MAXWELL: It’s a privilege, but it’s a responsibility, too. We make demands.
They meet the demands, sometimes. Not always. But it’s our work to be the shepherds.

REILLY: I’m beginning to come around to that idea.

MAXWELL: We can’t beat work out of them. We can’t put their souls into overtime.
We can’t push them or it will destroy them. All we can do is nurture them—
To sustain them, when they’re down; to remind them of their humanity, when they’re on top of the world.

REILLY: It’s a terrible responsibility.

MAXWELL: But wonderful. Wonderful. We are the midwives, the nursemaids, the forgotten
ones who help rear these children into maturity.
We are the ones who hold out hope to them.

REILLY: It’s a forlorn hope, sometimes.

MAXWELL: Not if you do it right. Not if you remember that the most important thing is the
humanity. If we have to lose that to get something—to make something happen—then it’s not worth having.

REILLY: Do you believe in happy endings?

MAXWELL: I believe in endings…and I believe in happiness.

REILLY: I believe I need a drink.

MAXWELL: You’ll be a writer yet.


Scene 8 – The Boxer

Paris. Summer. The room has been converted into a makeshift boxing space.
The whole motley assortment is milling about, waiting for Morley.

GERTRUDE: Remember what I taught you about the upper cut.

HEMINGWAY: I’ll remember. Thanks.

[Morley enters.]

GERTRUDE: I taught him everything he knows.

CATHERINE: This is stupid. You don’t have to prove your manliness.

HEMINGWAY: It’s just good clean fun. You got your stopwatch ready, Scott?

[Scott is distracted by Zelda, who is flirting with him.]

SCOTT: What’s that? Oh, yes. The watch. It’s ready to go.

LOWREY: Please don’t do anything silly on my account.

MORLEY: Don’t worry, I won’t.

HEMINGWAY: Let’s go.

[Morley and Hemingway walk up to each other slowly. They tap gloves and come out fighting. For a few moments they just dance around each other, sizing each other up. Someone opens up the door to the Brazilians.]

EZRA: Sorry.

HEMINGWAY: You know, you’d be a better fighter if you’d been in the war.
But I guess that not everyone could have the guts for it.

[They freeze. Everything freezes.]
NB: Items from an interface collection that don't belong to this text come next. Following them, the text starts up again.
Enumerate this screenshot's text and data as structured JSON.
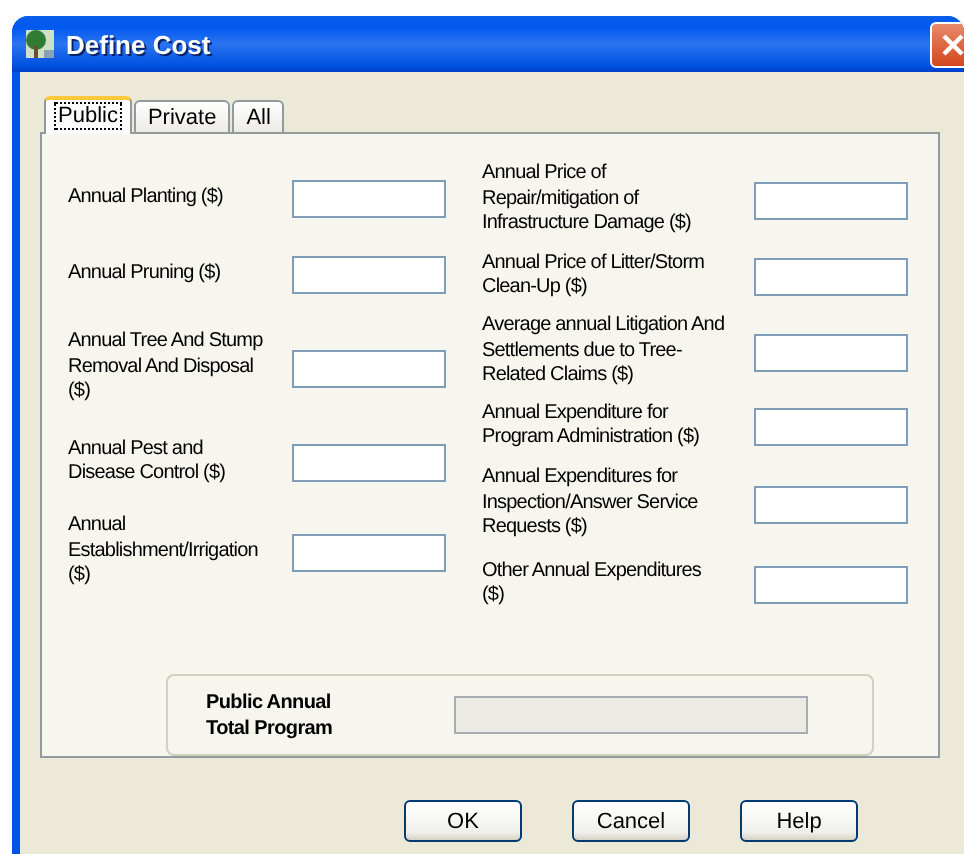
{
  "window": {
    "title": "Define Cost"
  },
  "tabs": [
    {
      "label": "Public",
      "selected": true
    },
    {
      "label": "Private",
      "selected": false
    },
    {
      "label": "All",
      "selected": false
    }
  ],
  "left_fields": [
    {
      "label": "Annual Planting ($)"
    },
    {
      "label": "Annual Pruning ($)"
    },
    {
      "label": "Annual Tree And Stump Removal And Disposal ($)"
    },
    {
      "label": "Annual Pest and Disease Control ($)"
    },
    {
      "label": "Annual Establishment/Irrigation ($)"
    }
  ],
  "right_fields": [
    {
      "label": "Annual Price of Repair/mitigation of Infrastructure Damage ($)"
    },
    {
      "label": "Annual Price of Litter/Storm Clean-Up ($)"
    },
    {
      "label": "Average annual Litigation And Settlements due to Tree-Related Claims ($)"
    },
    {
      "label": "Annual Expenditure for Program Administration ($)"
    },
    {
      "label": "Annual Expenditures for Inspection/Answer Service Requests ($)"
    },
    {
      "label": "Other Annual Expenditures ($)"
    }
  ],
  "total": {
    "label": "Public Annual Total Program",
    "disabled": true
  },
  "buttons": [
    {
      "label": "OK"
    },
    {
      "label": "Cancel"
    },
    {
      "label": "Help"
    }
  ]
}
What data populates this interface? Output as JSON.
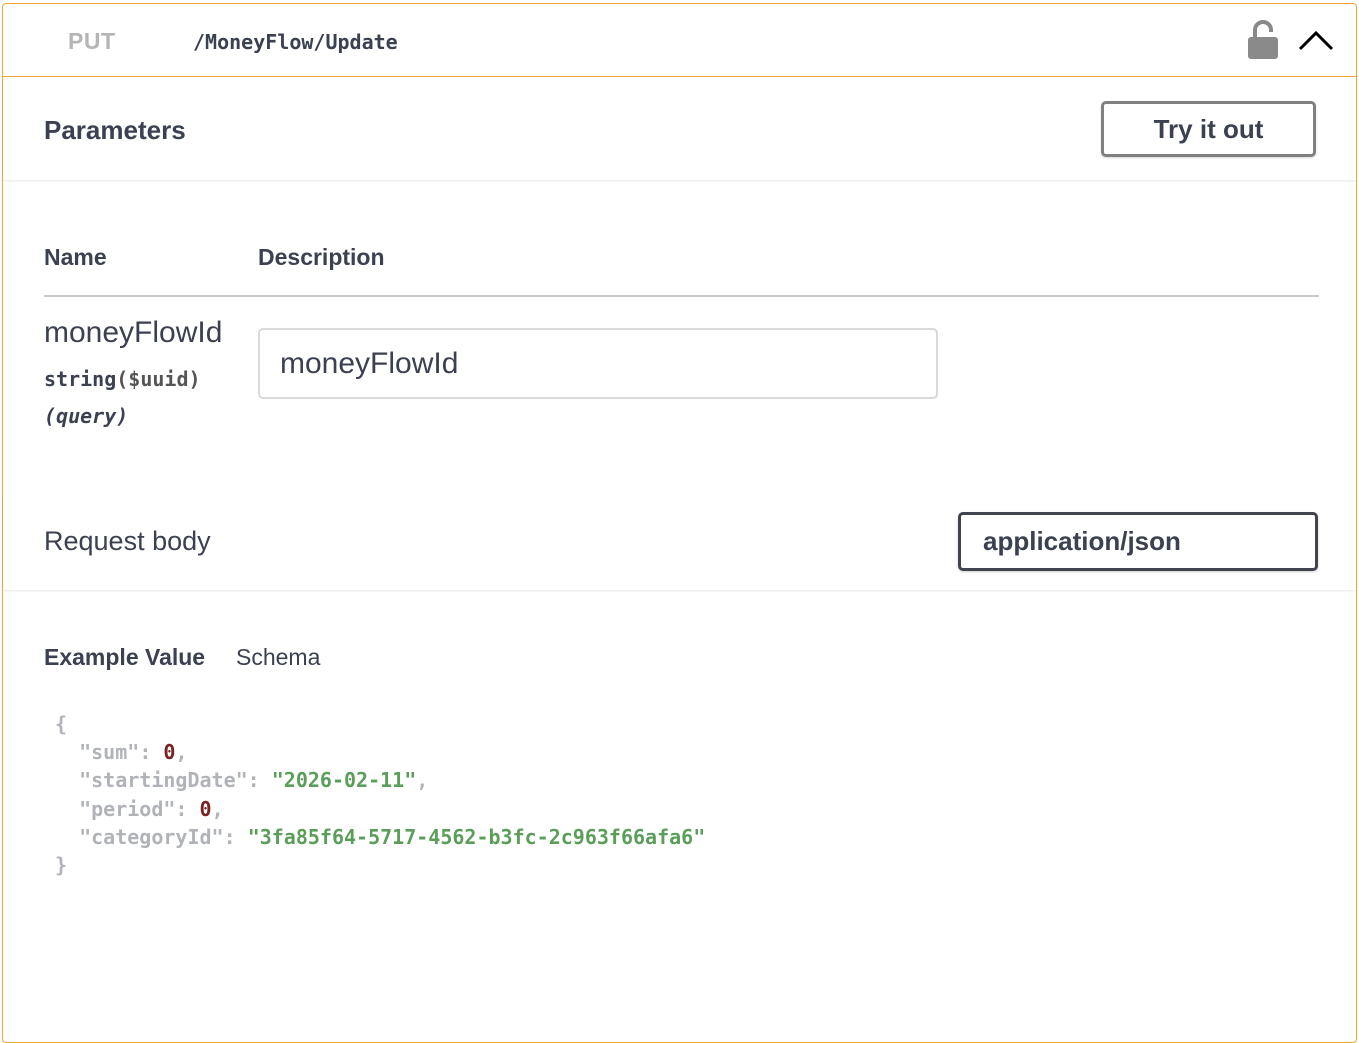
{
  "operation": {
    "method": "PUT",
    "path": "/MoneyFlow/Update",
    "lock_icon": "unlocked-lock-icon",
    "collapse_icon": "chevron-up-icon"
  },
  "parameters_section": {
    "title": "Parameters",
    "try_button": "Try it out",
    "columns": {
      "name": "Name",
      "description": "Description"
    },
    "params": [
      {
        "name": "moneyFlowId",
        "type": "string",
        "format": "($uuid)",
        "in": "(query)",
        "placeholder": "moneyFlowId"
      }
    ]
  },
  "request_body": {
    "title": "Request body",
    "content_type": "application/json"
  },
  "example": {
    "tab_example": "Example Value",
    "tab_schema": "Schema",
    "open_brace": "{",
    "close_brace": "}",
    "fields": [
      {
        "key": "\"sum\"",
        "value": "0",
        "kind": "num",
        "trail": ","
      },
      {
        "key": "\"startingDate\"",
        "value": "\"2026-02-11\"",
        "kind": "str",
        "trail": ","
      },
      {
        "key": "\"period\"",
        "value": "0",
        "kind": "num",
        "trail": ","
      },
      {
        "key": "\"categoryId\"",
        "value": "\"3fa85f64-5717-4562-b3fc-2c963f66afa6\"",
        "kind": "str",
        "trail": ""
      }
    ]
  },
  "colors": {
    "accent_put": "#fca130",
    "border": "#f3a638",
    "text": "#3b4151",
    "json_number": "#7a2323",
    "json_string": "#5a9e5a",
    "json_punct": "#b0b3b8"
  }
}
GERTRUDE: In 1917 at a place called Vimy Ridge Canadian soldiers mounted an epic assault.
For the first time in history, Canadian men fought in Canadian divisions under a Canadian flag and together they bled on Belgian soil. They say that Canada was born from the blood of Vimy Ridge. Morley Callaghan had three brothers. They all fell on Vimy Ridge, one after another in succeeding weeks. Men die, a nation is born, and the rest are left to pick up the pieces. Not everyone gets to be the brave hero here.
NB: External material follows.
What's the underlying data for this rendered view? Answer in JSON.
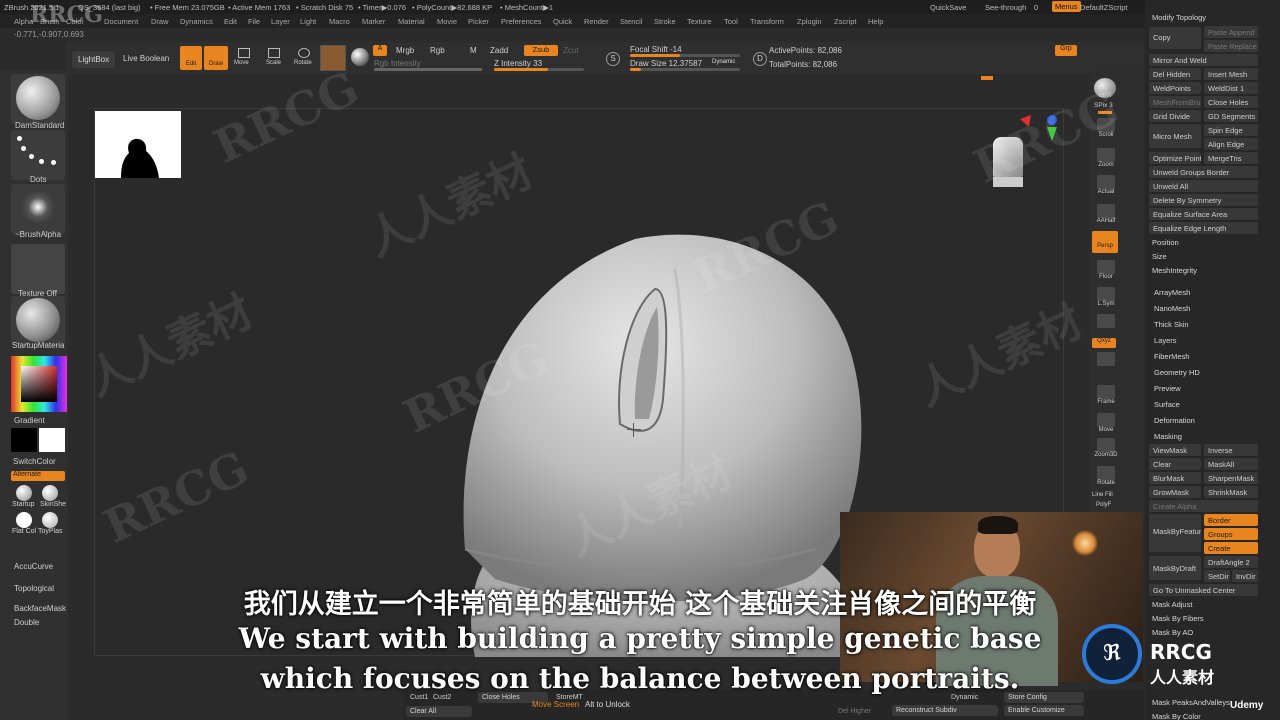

[The action of the fight resumes for a few moments. Morley is silent, grim. Hemingway taunts him. Scott, facing the audience looks at his stopwatch. The time is over. He looks at the watch. He says nothing.]

HEMINGWAY: How brave are you today, Morley Callaghan?

[Music. The action becomes slow motion as Morley Callaghan walks straight into Hemingway and administers a savage beating on him. Hemingway gets a few desperate shots in, but it is Morley’s day. As Hemingway lies on the ground, beaten, everyone else moves in shock or disbelief. Morley remains standing, motionless. Emotionless. Scott smiles wryly. Lights fade.]

Scene 9 – Under the Apple Tree

Lights. Paris. Late summer. Rain. Aftermath. Catherine and Morley.

CATHERINE: I owe you an explanation.

MORLEY: You don’t owe me anything.

CATHERINE: I want to give you an explanation.

MORLEY: That’s better.

CATHERINE: Why must you be so stubborn?

MORLEY: History.

CATHERINE: There’s someone else.

[Morley is silent.]

CATHERINE: You wanted to know what was in my heart—well, here it is.
I hope you understand. There was a soldier once, just a boy really.
He was never a pretty boy, but I thought he was beautiful. He went to the war. It was not a pretty war. The gas and the shells, they nearly destroyed him. He can’t see, wouldn’t want to see, couldn’t believe that anyone could love him with his body in such a state.
He was never—I thought he was beautiful and he will always be beautiful to me, always. I promised to wait for him, until he